I was inspired by the students’ enthusiasm despite their circumstances, and the village elders’ dedication to providing education to their daughters. One of the elders told me, “Our sons can walk 4 kilometers to go to a high school. But our daughters… this [middle school] is all they get. As a father, I cannot look into my daughter’s eyes to tell her there is no more education for her. We want a high school for our daughters.” So far the school has six classrooms and a deep drinking well, thanks to an anonymous donor. My hope is to turn this school into the first girls high school in Qalatik village. In order to make that happen, I needs to raise enough money to build additional classrooms, provide teacher training and improve the school curriculum. Building this school inspired HELA’s founding, and has inspired me to accomplish much more for the women of Afghanistan.

HELA is still pending IRS approval to receive a tax exempt status. This has been a hurdle as I try to fundraise to build the school in my ancestral village. However, Middlebury College has agreed to support my fundraising initiative!!! “The HELA Project for Afghanistan” is a $100,000 fundraising initiative supported by Middlebury College on behalf of HELA, Inc. Funds raised through this initiative will support the building of the first girls’ high school in my ancestral village in Laghman Province. I will build the school this summer after I graduate from Middlebury College. Girls in my ancestral village will be able to attend high school for the very first time.

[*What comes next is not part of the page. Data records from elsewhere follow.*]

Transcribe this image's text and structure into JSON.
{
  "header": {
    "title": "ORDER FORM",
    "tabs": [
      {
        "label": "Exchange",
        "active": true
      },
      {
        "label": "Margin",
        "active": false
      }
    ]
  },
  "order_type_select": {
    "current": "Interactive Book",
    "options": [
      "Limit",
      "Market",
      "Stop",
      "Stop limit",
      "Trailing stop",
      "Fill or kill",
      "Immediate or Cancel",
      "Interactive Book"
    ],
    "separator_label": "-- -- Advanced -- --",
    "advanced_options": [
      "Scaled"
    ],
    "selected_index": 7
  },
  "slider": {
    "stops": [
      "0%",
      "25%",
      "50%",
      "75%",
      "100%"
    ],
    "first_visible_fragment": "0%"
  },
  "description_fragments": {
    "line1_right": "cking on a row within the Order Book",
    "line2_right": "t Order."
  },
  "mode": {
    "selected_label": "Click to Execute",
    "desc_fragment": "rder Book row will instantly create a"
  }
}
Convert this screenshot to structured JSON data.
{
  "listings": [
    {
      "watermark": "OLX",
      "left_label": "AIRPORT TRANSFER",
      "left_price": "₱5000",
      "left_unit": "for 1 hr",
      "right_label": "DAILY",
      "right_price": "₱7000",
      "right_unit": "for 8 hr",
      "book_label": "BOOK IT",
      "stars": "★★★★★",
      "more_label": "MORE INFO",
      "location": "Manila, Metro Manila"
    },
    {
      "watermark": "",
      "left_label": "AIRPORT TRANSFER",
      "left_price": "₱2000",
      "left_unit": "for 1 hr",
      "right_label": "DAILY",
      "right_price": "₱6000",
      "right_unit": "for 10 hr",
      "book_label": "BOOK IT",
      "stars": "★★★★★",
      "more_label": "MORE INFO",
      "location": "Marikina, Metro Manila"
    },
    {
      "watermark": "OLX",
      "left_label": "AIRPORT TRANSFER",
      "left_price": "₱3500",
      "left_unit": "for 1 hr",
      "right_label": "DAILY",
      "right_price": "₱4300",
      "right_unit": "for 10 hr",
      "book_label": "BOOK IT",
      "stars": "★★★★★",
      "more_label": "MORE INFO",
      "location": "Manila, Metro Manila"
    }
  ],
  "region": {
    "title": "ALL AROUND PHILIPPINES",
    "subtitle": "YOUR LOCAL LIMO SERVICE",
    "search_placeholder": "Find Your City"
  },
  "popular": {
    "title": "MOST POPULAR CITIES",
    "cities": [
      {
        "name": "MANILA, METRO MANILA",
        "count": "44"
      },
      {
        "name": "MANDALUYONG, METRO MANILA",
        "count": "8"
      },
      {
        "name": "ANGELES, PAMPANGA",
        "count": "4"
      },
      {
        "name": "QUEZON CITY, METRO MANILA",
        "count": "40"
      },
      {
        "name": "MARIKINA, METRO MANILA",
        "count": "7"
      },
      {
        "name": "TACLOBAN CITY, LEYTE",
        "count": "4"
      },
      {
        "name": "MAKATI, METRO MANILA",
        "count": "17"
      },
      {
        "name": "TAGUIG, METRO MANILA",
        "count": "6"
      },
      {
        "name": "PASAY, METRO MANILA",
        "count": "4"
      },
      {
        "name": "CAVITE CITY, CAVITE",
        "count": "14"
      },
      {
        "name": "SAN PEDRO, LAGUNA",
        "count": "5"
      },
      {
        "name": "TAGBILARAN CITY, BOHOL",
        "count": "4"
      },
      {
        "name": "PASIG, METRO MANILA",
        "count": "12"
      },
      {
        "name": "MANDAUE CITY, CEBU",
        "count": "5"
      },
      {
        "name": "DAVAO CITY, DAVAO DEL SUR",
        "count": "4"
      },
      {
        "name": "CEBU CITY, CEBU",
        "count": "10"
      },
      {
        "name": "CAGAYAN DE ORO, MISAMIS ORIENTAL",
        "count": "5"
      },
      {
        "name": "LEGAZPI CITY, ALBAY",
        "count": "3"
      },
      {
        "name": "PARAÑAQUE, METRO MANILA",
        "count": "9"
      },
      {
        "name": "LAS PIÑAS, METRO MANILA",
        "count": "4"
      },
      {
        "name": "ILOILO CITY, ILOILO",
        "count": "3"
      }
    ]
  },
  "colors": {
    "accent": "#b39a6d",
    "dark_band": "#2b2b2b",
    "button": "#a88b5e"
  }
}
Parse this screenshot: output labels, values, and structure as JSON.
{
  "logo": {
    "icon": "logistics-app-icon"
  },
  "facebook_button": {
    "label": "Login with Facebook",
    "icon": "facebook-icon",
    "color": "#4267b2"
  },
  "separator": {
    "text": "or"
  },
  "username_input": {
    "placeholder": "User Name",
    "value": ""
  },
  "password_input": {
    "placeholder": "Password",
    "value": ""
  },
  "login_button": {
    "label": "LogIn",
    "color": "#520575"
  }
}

I took advantage of this Feb break to give talks about HELA and the fundraising initiative in different high schools. On February 1 I drove all the way to Boston only to find out most schools were canceled on February 2 and 3 because of the snow storm. Two of my speaking engagements at schools were canceled. Nonetheless, I made it to my last two destinations without any cancelations. I spoke with a group of high school students in Wesport, CT. They are trying to raise money for HELA. Although these fundraisings are small-scale but they add up and are powerful in that they are mutually beneficial to American high school students and Afghan students.

5 Reasons to LUV Spring

It’s a NEW semester! While the Fall semester is full of fall foliage, apple picking, and trips to harvest festivals,  the Spring brings new life and adventure on campus! Here my FIVE FAVORITE Spring events:

5. Winter Carnival

One of the biggest weekend events of the year, Winter Carnival is both a celebration of skiing and the beginning of a new semester filled with outdoor winter activities, snow sculptures, an 80’s Dance,  and an elaborate Winter Ball. Oh… and did I mention… it’s a 3 day weekend! Buy your tickets now to all the great events!

4. Spring Break

Just when you have had enough of the snow it’s time for SPRING BREAK. While the snow is still melting in Vermont it’s time to escape the cold and find refuge in the SUN. You will need that extra splash of Vitamin D for final exams ahead.

3. Shorts/ SUN

As soon as it is over 50 degrees it’s time to put away the heavy winter coats and bust out those long awaited shorts! I think this is a phenomenon that only occurs in the state of Vermont. In Arizona 50 degrees is definitely still winter weather. However, when the shorts are out the sun and warmer weather are only days away! While I love the colors of fall foliage, there is nothing more beautiful than watching the flowers and leaves come back into bloom just in time for Spring!

2 . Lake Dunmore

One of my favorite days of the Spring Semester is the sunny Saturday when half the campus goes and spends the day at Lake Dunmore. This local lake only 20 minutes from campus is definitely a student favorite!

1. New Febs

Maybe I am biased, but the energy and the excitement of the 100 new Febs makes the cold winter a little warmer. You can always spot a new Feb because they are the ones that will always smile at you along the path or introduce themselves to you at the salad bar in Proctor.

From FEBS to better weather there is clearly a lot to look forward to during the Spring at Middlebury!